Utah booby traps kind of sounds like the name of a really unpopular small town indie rock band, though it's actually something a bit more sinister.
The next time you decide to take a leisurely stroll with your family and friends through the Utah wilderness, you might want to keep a sharp eye out for booby traps. That's right -- booby traps, devices that were seemingly constructed while watching "The Goonies" and various Road Runner cartoons back-to-back for days on end.
All kidding aside, the discovery of the traps is actually pretty serious business. They were spotted by U.S. Forest Service Officer James Schoeffler, a man whose job is keep a close eye out for peculiar situations such as this. Schoeffler spent 12 years dismantling bombs in Iraq and Afghanistan for the military, so he's prepared to handle these sort of problems. However, I'm sure he never dreamed of encountering anything this bizarre while patrolling the Utah wilderness.
Upon receiving an anonymous tip, Schoeffler took a trip to a popular canyon trailer in Provo, an area that's frequented by law-abiding citizens and troublemakers alike. After scouting around for a bit, the seasoned officer discovered a series of potentially deadly traps outside of a well-known, heavily-trafficked makeshift fort.
The traps, which were constructed using high-quality, heavy duty materials, included a spiked boulder attached to a trip wire and a pit full of extremely sharp spikes. You know, typical low-budget late-night movie kind of stuff. This discovery was particularly distressing to authorities since anyone could have fallen prey to the traps, particularly individuals visiting the area at night.
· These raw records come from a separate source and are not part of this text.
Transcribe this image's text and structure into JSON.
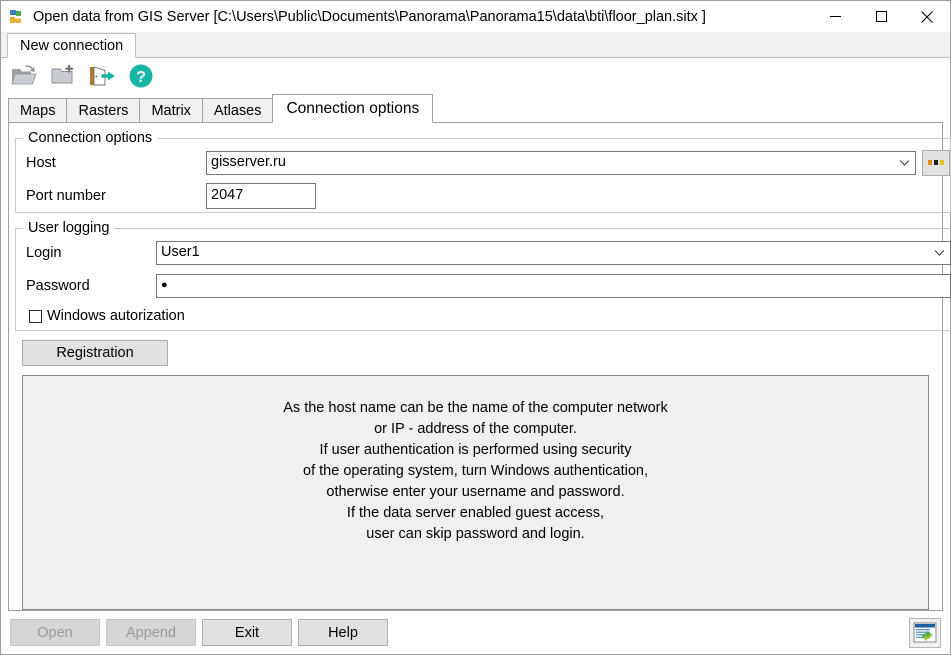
{
  "window": {
    "title": "Open data from GIS Server [C:\\Users\\Public\\Documents\\Panorama\\Panorama15\\data\\bti\\floor_plan.sitx ]",
    "icon": "gis-server-folder-icon",
    "minimize_label": "—",
    "maximize_label": "□",
    "close_label": "✕"
  },
  "document_tabs": [
    {
      "label": "New connection",
      "active": true
    }
  ],
  "toolbar": {
    "buttons": [
      {
        "name": "open-folder-icon",
        "tooltip": "Open"
      },
      {
        "name": "new-folder-icon",
        "tooltip": "New"
      },
      {
        "name": "exit-door-icon",
        "tooltip": "Exit"
      },
      {
        "name": "help-question-icon",
        "tooltip": "Help"
      }
    ]
  },
  "tabs": [
    {
      "label": "Maps",
      "active": false
    },
    {
      "label": "Rasters",
      "active": false
    },
    {
      "label": "Matrix",
      "active": false
    },
    {
      "label": "Atlases",
      "active": false
    },
    {
      "label": "Connection options",
      "active": true
    }
  ],
  "connection_options": {
    "legend": "Connection options",
    "host": {
      "label": "Host",
      "value": "gisserver.ru",
      "placeholder": "",
      "browse_label": "..."
    },
    "port": {
      "label": "Port number",
      "value": "2047",
      "placeholder": ""
    }
  },
  "user_logging": {
    "legend": "User logging",
    "login": {
      "label": "Login",
      "value": "User1",
      "placeholder": ""
    },
    "password": {
      "label": "Password",
      "value": "●",
      "placeholder": ""
    },
    "windows_auth": {
      "label": "Windows autorization",
      "checked": false
    }
  },
  "registration": {
    "label": "Registration"
  },
  "info": {
    "lines": [
      "As the host name can be the name of the computer network",
      "or IP - address of the computer.",
      "If user authentication is performed using security",
      "of the operating system, turn Windows authentication,",
      "otherwise enter your username and password.",
      "If the data server enabled guest access,",
      "user can skip password and login."
    ],
    "line1": "As the host name can be the name of the computer network",
    "line2": "or IP - address of the computer.",
    "line3": "If user authentication is performed using security",
    "line4": "of the operating system, turn Windows authentication,",
    "line5": "otherwise enter your username and password.",
    "line6": "If the data server enabled guest access,",
    "line7": "user can skip password and login."
  },
  "footer": {
    "open_label": "Open",
    "open_enabled": false,
    "append_label": "Append",
    "append_enabled": false,
    "exit_label": "Exit",
    "help_label": "Help",
    "status_icon": "window-refresh-icon"
  },
  "colors": {
    "accent_teal": "#15b6a6",
    "door_brown": "#b4762f",
    "dialog_face": "#f0f0f0",
    "button_face": "#e1e1e1",
    "field_border": "#767676",
    "group_border": "#c8c8c8",
    "disabled_text": "#9a9a9a"
  }
}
"When you look at those things, you just get chills down your spine," the Utah County sheriff's sergeant explained to the Los Angeles Times.
The investigation soon led authorities to a pair of would-be hunters, who claim that the traps were meant for wildlife, including "wild boards and bunnies". Problem is, Utah isn't known for its wild boars. Since the Acme-flavored booby traps were discovered before anyone was harmed, the men can only be charged with reckless endangerment, which is only a misdemeanor.